One could argue that climate change awareness has been reenergized. Largely thanks to the 16-year-old phenom that is activist Greta Thunberg, who inspired a global youth climate strike this past September, it seems consumers have an accelerated zeal for buying products that aren’t just “less bad” for the environment, but also those with zero carbon load.
Environment-focused certifications have been around for a while. And more than anyone, natural retailers and natural entrepreneurs know the scope of seal options that are available for food products.
But the just-launched certification Climate Neutral Certified (which despite the similarity in logo design is not connected to New Hope Network), an audacious new certification that aims to help make manufacturing and selling zero-carbon products “as simple, actionable and credible as possible,” according to the organization, may be a key tool to help communicate your brand’s environmental commitment.
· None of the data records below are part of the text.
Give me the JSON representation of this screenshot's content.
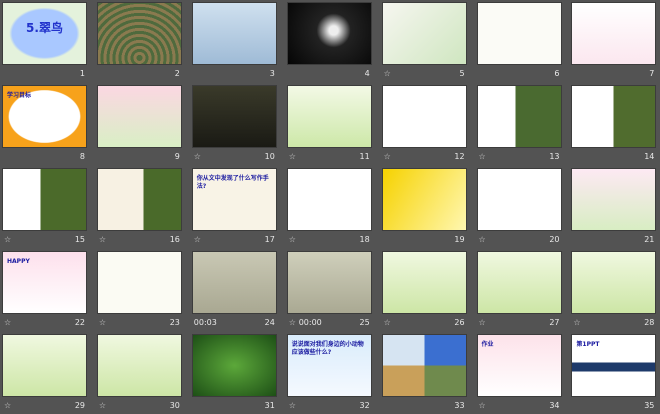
{
  "view": "slide-sorter",
  "star_icon": "☆",
  "slides": [
    {
      "n": "1",
      "star": false,
      "bg": "radial-gradient(#a9c8ff 55%,#e4f2dc 60%)",
      "title": "5.翠鸟",
      "big": true
    },
    {
      "n": "2",
      "star": false,
      "bg": "repeating-radial-gradient(circle at 50% 90%,#4f6a3d 0 3px,#8a7a4f 3px 6px)"
    },
    {
      "n": "3",
      "star": false,
      "bg": "linear-gradient(#cfe0ef,#9fbbd6)"
    },
    {
      "n": "4",
      "star": false,
      "bg": "radial-gradient(circle at 55% 45%,#eee 8%,#222 30%,#050505)"
    },
    {
      "n": "5",
      "star": true,
      "bg": "linear-gradient(135deg,#f6f6f0,#cfe6c0)"
    },
    {
      "n": "6",
      "star": false,
      "bg": "#fbfbf6"
    },
    {
      "n": "7",
      "star": false,
      "bg": "linear-gradient(#fff,#fbe7ef)"
    },
    {
      "n": "8",
      "star": false,
      "bg": "radial-gradient(#fff 60%,#f7a21b 62%)",
      "title": "学习目标"
    },
    {
      "n": "9",
      "star": false,
      "bg": "linear-gradient(#fbd7e2,#d9efc5)"
    },
    {
      "n": "10",
      "star": true,
      "bg": "linear-gradient(#3a3a2a,#1a1a14)"
    },
    {
      "n": "11",
      "star": true,
      "bg": "linear-gradient(#f3f9e6,#cde8a8)"
    },
    {
      "n": "12",
      "star": true,
      "bg": "#ffffff"
    },
    {
      "n": "13",
      "star": true,
      "bg": "linear-gradient(90deg,#fff 45%,#4a6a30 45%)"
    },
    {
      "n": "14",
      "star": false,
      "bg": "linear-gradient(90deg,#fff 50%,#506c2e 50%)"
    },
    {
      "n": "15",
      "star": true,
      "bg": "linear-gradient(90deg,#fff 45%,#4b6a2a 45%)"
    },
    {
      "n": "16",
      "star": true,
      "bg": "linear-gradient(90deg,#f7f1e3 55%,#4a6a2a 55%)"
    },
    {
      "n": "17",
      "star": true,
      "bg": "#f8f3e6",
      "title": "你从文中发现了什么写作手法?"
    },
    {
      "n": "18",
      "star": true,
      "bg": "#ffffff"
    },
    {
      "n": "19",
      "star": false,
      "bg": "linear-gradient(120deg,#f6d200,#fff7b0)"
    },
    {
      "n": "20",
      "star": true,
      "bg": "#ffffff"
    },
    {
      "n": "21",
      "star": false,
      "bg": "linear-gradient(#fde9f3,#d8edc3)"
    },
    {
      "n": "22",
      "star": true,
      "bg": "linear-gradient(#fde0ec,#fff)",
      "title": "HAPPY"
    },
    {
      "n": "23",
      "star": true,
      "bg": "#fbfbf3"
    },
    {
      "n": "24",
      "star": false,
      "time": "00:03",
      "bg": "linear-gradient(#c9c8b4,#a9a892)"
    },
    {
      "n": "25",
      "star": true,
      "time": "00:00",
      "bg": "linear-gradient(#cfcfbb,#aaa993)"
    },
    {
      "n": "26",
      "star": true,
      "bg": "linear-gradient(#f0f8e0,#cde6a6)"
    },
    {
      "n": "27",
      "star": true,
      "bg": "linear-gradient(#f0f8e0,#cde6a6)"
    },
    {
      "n": "28",
      "star": true,
      "bg": "linear-gradient(#f0f8e0,#cde6a6)"
    },
    {
      "n": "29",
      "star": true,
      "bg": "linear-gradient(#f0f8e0,#cde6a6)"
    },
    {
      "n": "30",
      "star": true,
      "bg": "linear-gradient(#f0f8e0,#cde6a6)"
    },
    {
      "n": "31",
      "star": false,
      "bg": "radial-gradient(#5ca83a,#1d4f16)"
    },
    {
      "n": "32",
      "star": true,
      "bg": "linear-gradient(#d9ecfb,#f5f9ff)",
      "title": "说说面对我们身边的小动物应该做些什么?"
    },
    {
      "n": "33",
      "star": false,
      "bg": "conic-gradient(#3b6fd0 0 25%,#6f8a4d 0 50%,#c9a05a 0 75%,#d6e4f2 0)"
    },
    {
      "n": "34",
      "star": true,
      "bg": "linear-gradient(#fde2ea,#fff)",
      "title": "作业"
    },
    {
      "n": "35",
      "star": false,
      "bg": "linear-gradient(#fff 45%,#1e3a6a 45% 60%,#fff 60%)",
      "title": "第1PPT"
    }
  ]
}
We sat down with Climate Neutral Brand and Communications Manager Caitlin Drown to learn more about this fledgling certification, and understand how the seal can help improve your product’s carbon footprint, and demystify environmental product marketing.
How did Climate Neutral start?
Caitlin Drown: Last year we had two founding companies that came together. There was BioLite, a Brooklyn-based company that makes outdoor gear such as cookstoves and headlamps, and Peak Design which makes travel and photography bags. Both companies were going through the same process of auditing their carbon footprint and trying to understand what would be needed to offset their emissions. They realized there was no easy way to do this. For a lot of brands, understanding their emissions involves months of auditing, and is usually a huge expense.
The two CEOs started talking about barriers preventing other companies from doing this, and they saw it didn’t have to be as complicated as it had been for them.
Climate Neutral was officially incorporated in February 2019. Our consumer-facing launch kicked off on the start of Climate Week on September 23rd in New York City.
How many brands are currently on board?
CD: We have 52 brands on board, with more to come. While most of these brands are outdoor brands, we’re beginning to expand into other industries. We have at least one coffee company, and interestingly, three organic mattress companies. It’s very exciting to see the different brands that are working with us. We’re open to working with any brand that is trying to make a positive impact on the environment.
Tracking carbon footprints in any business is extremely complicated. How is Climate Neutral both simplifying this process while also keeping the certification robust?
CD: One of the biggest barriers for why a lot of brands have a hard time with this is complexity—even if you’re hiring a third-party consultant to measure your carbon footprint it’s an imperfect process. There’s always going to be a little bit of uncertainty.
We worked with a great team of engineers to build a calculator. With this tool we’re looking at the averages. When you look at one industry from the next, at the end of the day there’s not a huge difference between consumer packaged goods in terms of revenue. In order to be climate neutral, it costs around 0.4% of a company’s revenue.
We took 100 data points and we are working on getting the averages, and based off your data inputs, this number will change.
When brands input their data into your calculator, what kind of number will they get back?
CD: Brands will receive a number in metric tons of CO2 their business produces. From there, the reduction strategies will estimate how to reduce your carbon footprint. Brands will also receive the specific number of carbon credits required to offset carbon load, which is based off of your metric tons of CO2.
What kind of commitments are brands required to make in order to receive the certification?
CD: There’s no set list of commitments brands can choose from, but we work with brands to identify areas where they can make those carbon reductions. Different companies have different commitments. A natural mattress company, for example, committed to donating used mattresses to local charities instead of tossing them in the landfill. That’s an example of one commitment.
We’re trying to chip away carbon footprint over time, so we’re open to different strategies. Of course we review everything to make sure commitments are legitimate and that they’re creating a true impact.
On top of those commitments, are companies required to purchase carbon offsets?
CD: Yes. Whatever they are unable to reduce they must purchase carbon offsets.
There are a lot of consumer-facing certifications out there, including sustainability certifications. What’s your strategy to help consumers recognize Climate Neutral?
CD: Our certification isn’t tied to any specific industry. The USDA Organic label is usually tied to food; the Energy Star label is only tied to electronics and appliances. Our label can be used across industries. We’ve been putting in a lot of time and energy to make sure it’s aligned with good marketing and branding practices. From a design standpoint, the logo can be easily readable from a distance, making products stand out on the shelf.
We’re also trying to spread the word that purchasing products with Climate Neutral is a way consumers can make a difference. We’re not trying to increase the specific amount of products they buy. But we want them to go into a store or service provider, see our label, and know which company is focused on this issue. This will help educate and empower consumers to make smart purchases. Consumers are beginning to care more about climate change than they were in the past.
Climate Neutral helps consumers call on brands to make action against climate change.
If a brand wants to get involved, what should they do?
CD: If any brand is interested in learning more, they should definitely hop on our website at climateneutral.org. And from there they can learn more about the process, and also fill out a form to contact us to get the ball for certification rolling.
Consumers are starting to understand the power they have to fix the climate change problem instead of adding to it. With government inaction on this issue, brands are starting to take notice. Businesses and consumers are stepping up to the plate.